#### Data for analysis
-=-=-=-=-

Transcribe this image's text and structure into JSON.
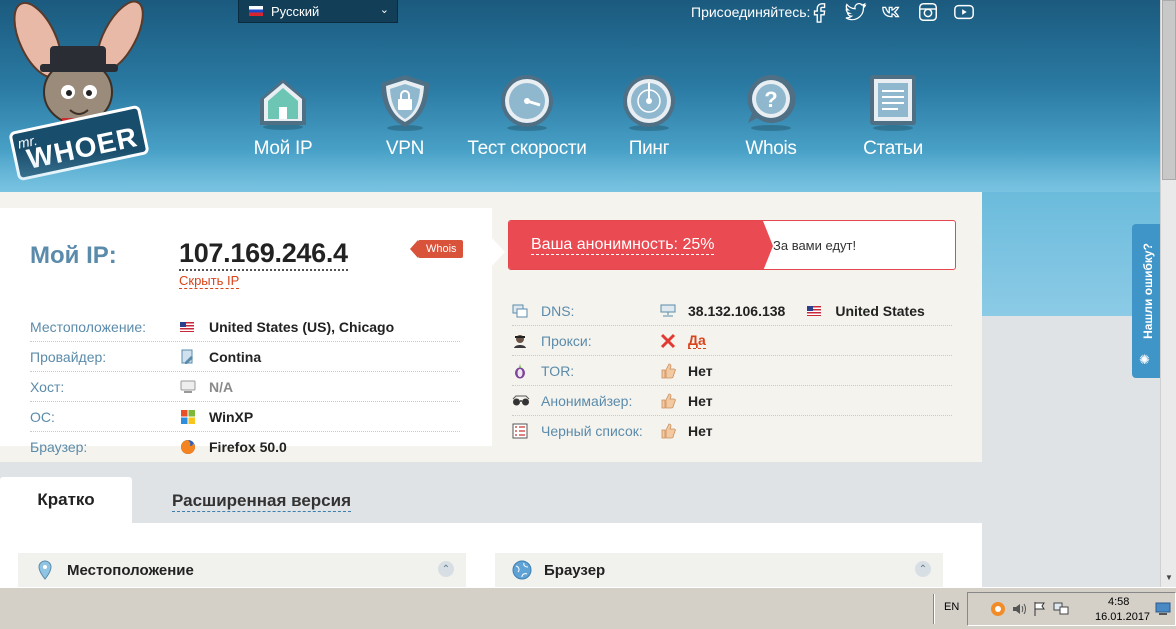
{
  "header": {
    "language": "Русский",
    "join_label": "Присоединяйтесь:",
    "socials": [
      "facebook-icon",
      "twitter-icon",
      "vk-icon",
      "instagram-icon",
      "youtube-icon"
    ],
    "logo": {
      "small": "mr.",
      "big": "WHOER"
    }
  },
  "nav": {
    "items": [
      {
        "label": "Мой IP",
        "icon": "home-icon"
      },
      {
        "label": "VPN",
        "icon": "shield-lock-icon"
      },
      {
        "label": "Тест скорости",
        "icon": "speedometer-icon"
      },
      {
        "label": "Пинг",
        "icon": "radar-icon"
      },
      {
        "label": "Whois",
        "icon": "question-icon"
      },
      {
        "label": "Статьи",
        "icon": "article-icon"
      }
    ]
  },
  "ip": {
    "label": "Мой IP:",
    "value": "107.169.246.4",
    "hide_link": "Скрыть IP",
    "whois_tag": "Whois"
  },
  "details": [
    {
      "label": "Местоположение:",
      "value": "United States (US), Chicago",
      "icon": "us-flag-icon"
    },
    {
      "label": "Провайдер:",
      "value": "Contina",
      "icon": "provider-icon"
    },
    {
      "label": "Хост:",
      "value": "N/A",
      "icon": "host-icon"
    },
    {
      "label": "ОС:",
      "value": "WinXP",
      "icon": "windows-icon"
    },
    {
      "label": "Браузер:",
      "value": "Firefox 50.0",
      "icon": "firefox-icon"
    }
  ],
  "anonymity": {
    "text": "Ваша анонимность: 25%",
    "message": "За вами едут!",
    "percent": 25
  },
  "checks": [
    {
      "label": "DNS:",
      "value": "38.132.106.138",
      "country": "United States",
      "icon": "dns-icon"
    },
    {
      "label": "Прокси:",
      "value": "Да",
      "icon": "proxy-icon",
      "status": "bad"
    },
    {
      "label": "TOR:",
      "value": "Нет",
      "icon": "tor-icon",
      "status": "good"
    },
    {
      "label": "Анонимайзер:",
      "value": "Нет",
      "icon": "anonymizer-icon",
      "status": "good"
    },
    {
      "label": "Черный список:",
      "value": "Нет",
      "icon": "blacklist-icon",
      "status": "good"
    }
  ],
  "tabs": {
    "active": "Кратко",
    "other": "Расширенная версия"
  },
  "cards": {
    "location": "Местоположение",
    "browser": "Браузер"
  },
  "report_error": "Нашли ошибку?",
  "taskbar": {
    "lang": "EN",
    "time": "4:58",
    "date": "16.01.2017"
  },
  "colors": {
    "accent_blue": "#5b8bab",
    "alert_red": "#ea4a52",
    "link_orange": "#d9441b"
  }
}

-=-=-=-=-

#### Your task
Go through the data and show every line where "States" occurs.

#### Output of the task
      "value": "United States (US), Chicago",
      "country": "United States",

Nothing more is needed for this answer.